Crusaders 28
Chiefs 21

The Chiefs have threatened all season. They suggested they have the side to take the Super 15 title but they had to convince us.

That test came last night in Hamilton when the Crusaders arrived, a side of rare pedigree but a desperate squad walking a tightrope to qualify for the finals and eager to prove they can still be a force in the playoffs.

Most of the Crusaders were at the same venue a fortnight ago where they thrashed Ireland in the final test of the June series. They were ruthless that night and in a similar mood for much of the start to last night's duel.


Seven times champion and another three times runners-up - no side has the pedigree of the Crusaders since Super rugby opened its professional world in 1996 and they were not about to bow out of this year's tournament. But they had a massive scrap against a Chiefs group who have shaken the tournament to the core.

The Chiefs were put under so much setpiece heat this time that eventually they wilted. Not by much but that continual strain told as the Crusaders 28-21 victory allowed them to think of the playoffs once more.

The Chiefs started with some sting, claiming the kickoff before great snipes from Aaron Cruden and Tawera Kerr-Barlow had them within a sniff of the tryline. It was a rousing start for the 25,000 crowd too but they fell silent as the Crusaders kicked up a gear and started to impose their style on the match.

Zac Guildford was just scragged into touch from a superb Daniel Carter crosskick before the Crusaders carried possession from one side of the park to the other until Kieran Read spied a small avenue and clattered past three tacklers to score. He was fortunate as Kerr-Barlow knocked the ball from the No 8's grasp but he was able to recover.

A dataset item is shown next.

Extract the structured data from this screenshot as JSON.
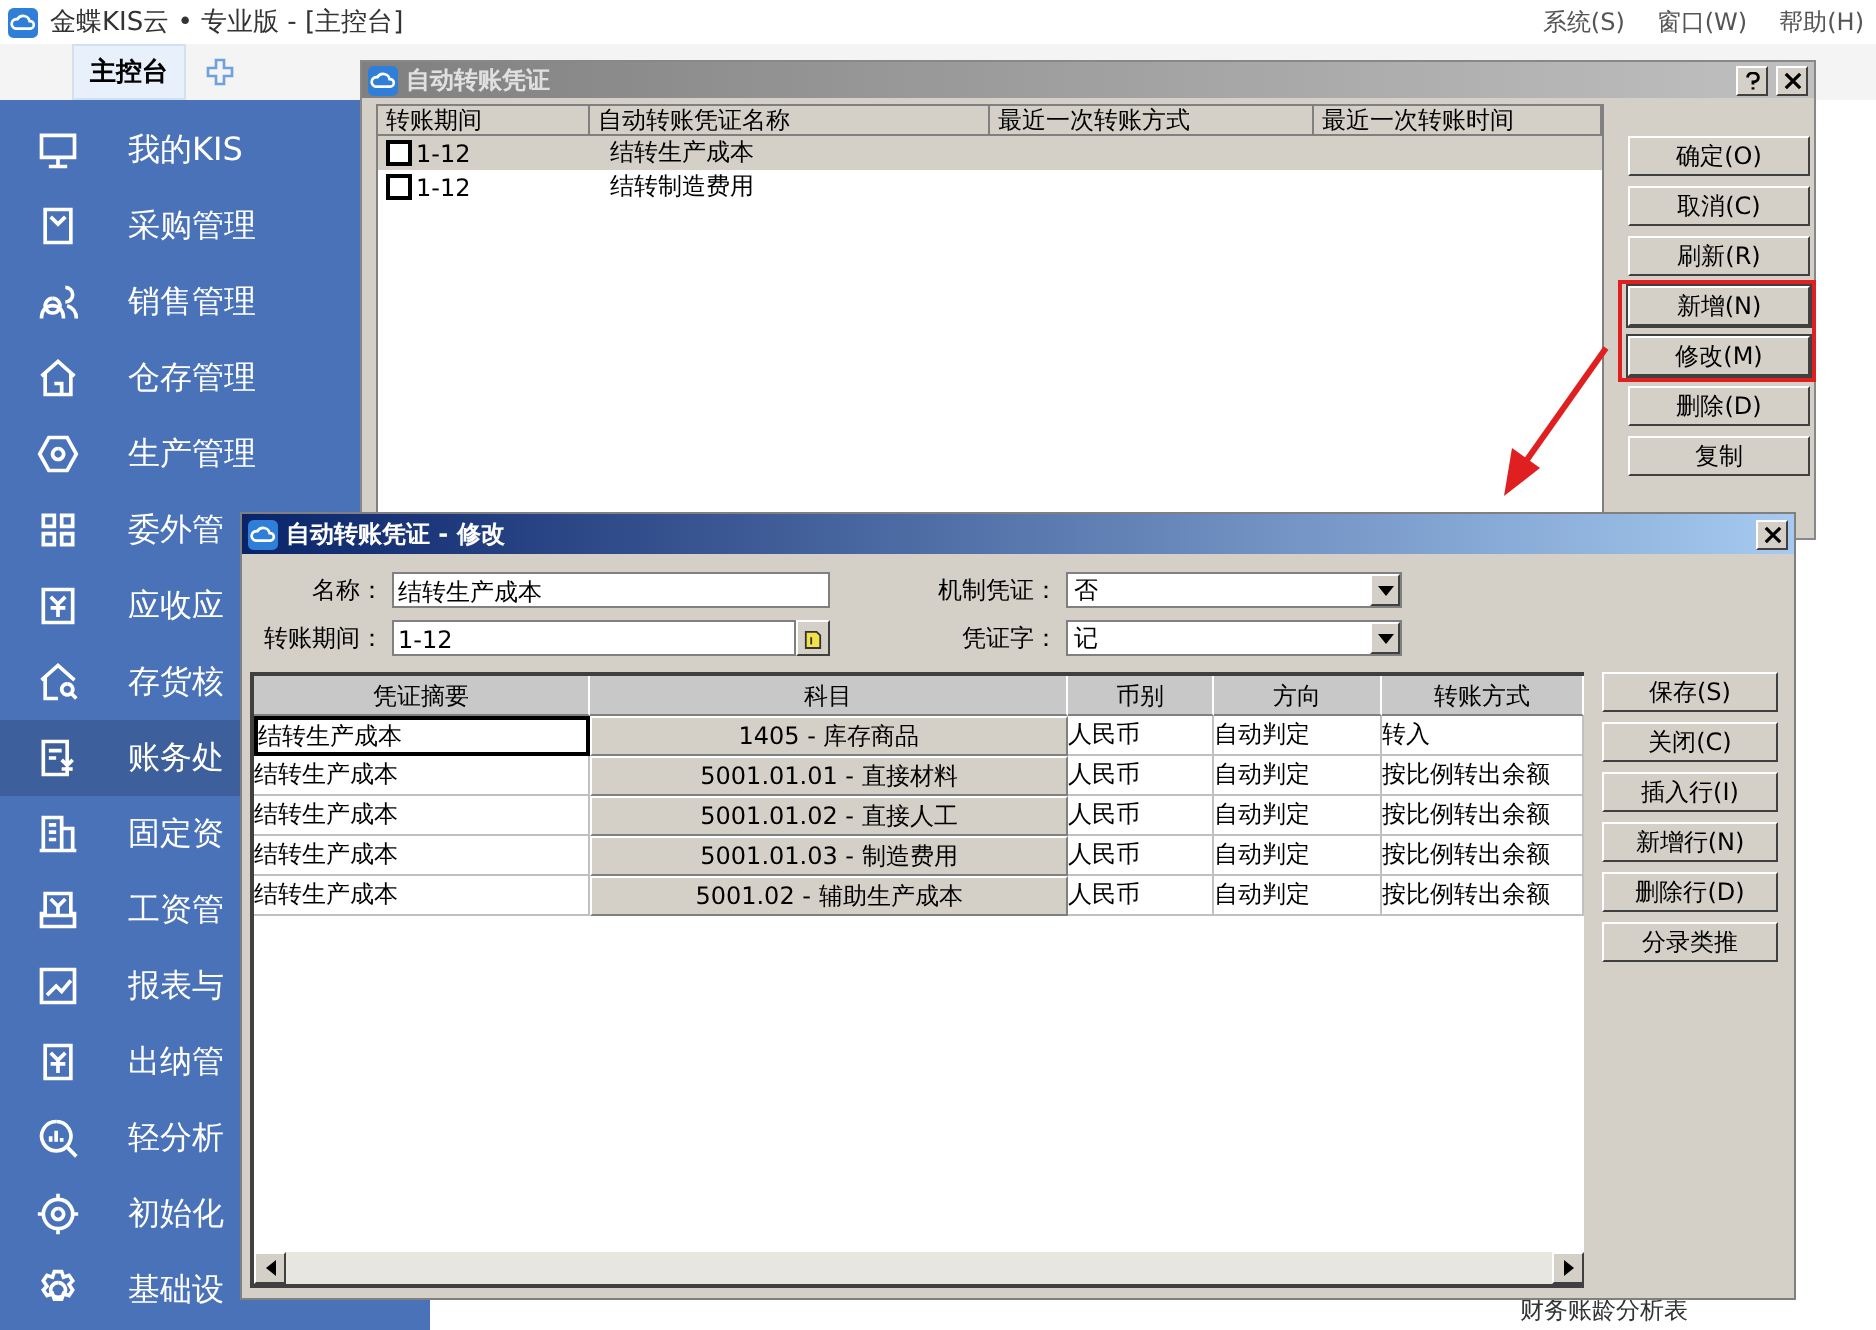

Carter slapped over a 30m dropped goal to continue the momentum while the Chiefs game started to unravel.

Their lineout was dreadful, they were sloppy with their ball presentation at rucks and the scrum was not quite in sync as the Crusaders test eight ground into their production.

Ill-discipline was upsetting the Chiefs and they lost out again when Andy Ellis cleverly toed the ball infield for lock Luke Romano to follow up and score. With a 20-6 lead the Crusaders were in a mood which suggested they could have taken the match away from the Chiefs then and there. Perhaps a Chiefs side of yesteryear but this lot has far more resolve and class.

They got into the strike zone and made it count. Kerr-Barlow sniped and his pop pass found Brodie Retallick who stretched to plant the ball across the whitewash.

Back to the kickoff and Sona Taumalolo claimed possession and surged downfield. The loosehead prop reached the 22 and when confronted by Israel Dagg, grubbered on to force the fullback to hack the ball dead.

A subsequent Cruden penalty had the hosts just four points adrift at the interval without looking as if they were even close to their visitors in skills and strikepower.

They sagged again after the break when Andy Ellis got the benefit of a contentious TMO decision from Bryce Lawrence for a try but then Sonny Bill Williams, who had rarely been sighted away from defensive duties, unloaded a piece of magic.

He fastened on to a ball, smashed past three in a run and then used his twizzle arm to dot down over a clutch of other tacklers. Cruden missed a handy conversion but with the last quarter to run and without really hinting they were in the game, the Chiefs were only four points shy again.

Could they find some late piece of magic to snatch a draw? They had their moments. In a tangle of defensive bodies, Asaeli Tikoirotuma planted the ball over the line but also into touch.

Another lineout chance was lost but their waves of attack won one last penalty. They tapped and ran, drove and barged but the Crusaders' defensive wall held in dramatic overtime.